▸ Exercise details:
Every line of the entries below that carries the string "Déclarer" should be copied.

Excerpts from an interface dataset
****

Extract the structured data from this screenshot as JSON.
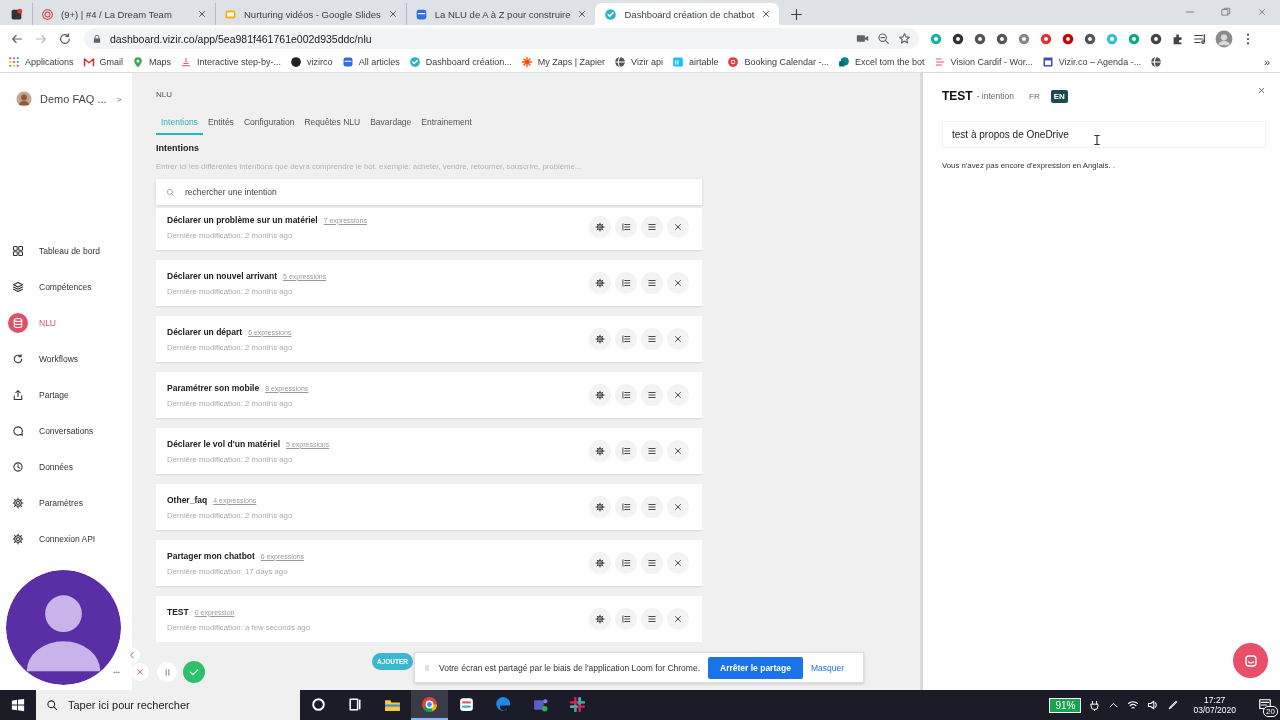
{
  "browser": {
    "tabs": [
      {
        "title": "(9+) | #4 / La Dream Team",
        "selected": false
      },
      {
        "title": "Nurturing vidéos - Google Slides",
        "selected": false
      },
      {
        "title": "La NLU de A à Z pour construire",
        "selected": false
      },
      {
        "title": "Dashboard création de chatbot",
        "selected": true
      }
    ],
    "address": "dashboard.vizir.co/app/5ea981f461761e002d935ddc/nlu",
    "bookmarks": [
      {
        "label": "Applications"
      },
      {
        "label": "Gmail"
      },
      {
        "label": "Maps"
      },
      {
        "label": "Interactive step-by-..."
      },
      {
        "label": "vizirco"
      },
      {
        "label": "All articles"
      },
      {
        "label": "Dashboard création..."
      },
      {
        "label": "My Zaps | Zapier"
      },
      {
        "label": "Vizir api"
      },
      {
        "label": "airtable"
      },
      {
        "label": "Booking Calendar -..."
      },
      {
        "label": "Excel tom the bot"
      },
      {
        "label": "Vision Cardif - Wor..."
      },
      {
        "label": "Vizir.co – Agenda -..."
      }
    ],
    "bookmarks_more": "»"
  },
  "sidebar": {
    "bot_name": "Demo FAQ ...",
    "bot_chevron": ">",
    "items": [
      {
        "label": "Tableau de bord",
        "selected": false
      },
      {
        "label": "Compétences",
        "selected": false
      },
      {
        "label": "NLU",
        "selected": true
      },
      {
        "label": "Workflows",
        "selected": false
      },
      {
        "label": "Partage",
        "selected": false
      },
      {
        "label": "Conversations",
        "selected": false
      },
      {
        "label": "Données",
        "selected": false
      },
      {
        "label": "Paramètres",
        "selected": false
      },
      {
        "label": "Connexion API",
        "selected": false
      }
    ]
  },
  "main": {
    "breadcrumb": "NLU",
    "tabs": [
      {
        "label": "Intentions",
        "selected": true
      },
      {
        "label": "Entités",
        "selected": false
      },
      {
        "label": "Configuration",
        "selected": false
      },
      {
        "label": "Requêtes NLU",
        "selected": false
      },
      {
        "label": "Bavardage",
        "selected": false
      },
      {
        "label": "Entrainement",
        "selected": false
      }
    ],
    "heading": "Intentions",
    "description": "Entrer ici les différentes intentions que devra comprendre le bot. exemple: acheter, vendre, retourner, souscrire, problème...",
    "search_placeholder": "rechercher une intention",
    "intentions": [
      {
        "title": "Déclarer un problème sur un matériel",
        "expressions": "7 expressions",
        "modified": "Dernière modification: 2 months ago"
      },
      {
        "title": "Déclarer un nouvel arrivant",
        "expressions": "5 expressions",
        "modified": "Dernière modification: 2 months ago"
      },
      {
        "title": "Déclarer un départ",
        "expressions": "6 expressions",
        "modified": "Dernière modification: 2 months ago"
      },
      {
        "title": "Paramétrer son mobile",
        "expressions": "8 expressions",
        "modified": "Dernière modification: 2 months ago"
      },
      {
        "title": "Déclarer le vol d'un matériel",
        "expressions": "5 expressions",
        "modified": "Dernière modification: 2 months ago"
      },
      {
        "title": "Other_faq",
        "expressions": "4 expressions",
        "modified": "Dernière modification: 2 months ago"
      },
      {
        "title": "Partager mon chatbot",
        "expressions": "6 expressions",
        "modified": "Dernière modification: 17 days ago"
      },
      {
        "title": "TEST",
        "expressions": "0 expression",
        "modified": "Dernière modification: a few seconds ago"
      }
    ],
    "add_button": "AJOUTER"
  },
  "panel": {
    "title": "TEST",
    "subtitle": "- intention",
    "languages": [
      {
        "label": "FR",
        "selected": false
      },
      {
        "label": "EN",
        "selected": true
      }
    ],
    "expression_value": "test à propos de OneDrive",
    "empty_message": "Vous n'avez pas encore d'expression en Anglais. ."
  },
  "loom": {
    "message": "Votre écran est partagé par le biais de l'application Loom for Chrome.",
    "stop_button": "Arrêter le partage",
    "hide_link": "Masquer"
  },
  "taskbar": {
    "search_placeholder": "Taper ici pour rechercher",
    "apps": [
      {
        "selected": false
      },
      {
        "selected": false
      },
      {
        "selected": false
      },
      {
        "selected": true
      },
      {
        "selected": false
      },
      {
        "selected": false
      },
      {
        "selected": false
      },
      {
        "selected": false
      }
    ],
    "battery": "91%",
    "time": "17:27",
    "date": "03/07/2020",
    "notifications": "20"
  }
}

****

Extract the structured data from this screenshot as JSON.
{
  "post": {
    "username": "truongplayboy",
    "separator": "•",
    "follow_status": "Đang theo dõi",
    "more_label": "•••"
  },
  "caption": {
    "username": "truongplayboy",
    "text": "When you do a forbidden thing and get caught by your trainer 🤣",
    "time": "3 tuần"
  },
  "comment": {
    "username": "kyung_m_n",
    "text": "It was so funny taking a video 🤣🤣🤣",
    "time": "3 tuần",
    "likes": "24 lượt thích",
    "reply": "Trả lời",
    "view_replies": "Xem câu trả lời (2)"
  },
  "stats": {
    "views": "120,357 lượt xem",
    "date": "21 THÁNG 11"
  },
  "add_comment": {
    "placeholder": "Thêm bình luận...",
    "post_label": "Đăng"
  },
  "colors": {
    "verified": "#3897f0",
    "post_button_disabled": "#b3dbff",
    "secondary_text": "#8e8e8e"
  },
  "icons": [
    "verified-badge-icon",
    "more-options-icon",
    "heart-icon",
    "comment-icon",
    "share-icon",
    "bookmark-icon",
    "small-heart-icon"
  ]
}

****

▸ Task response:
        "title": "Déclarer un problème sur un matériel",
        "title": "Déclarer un nouvel arrivant",
        "title": "Déclarer un départ",
        "title": "Déclarer le vol d'un matériel",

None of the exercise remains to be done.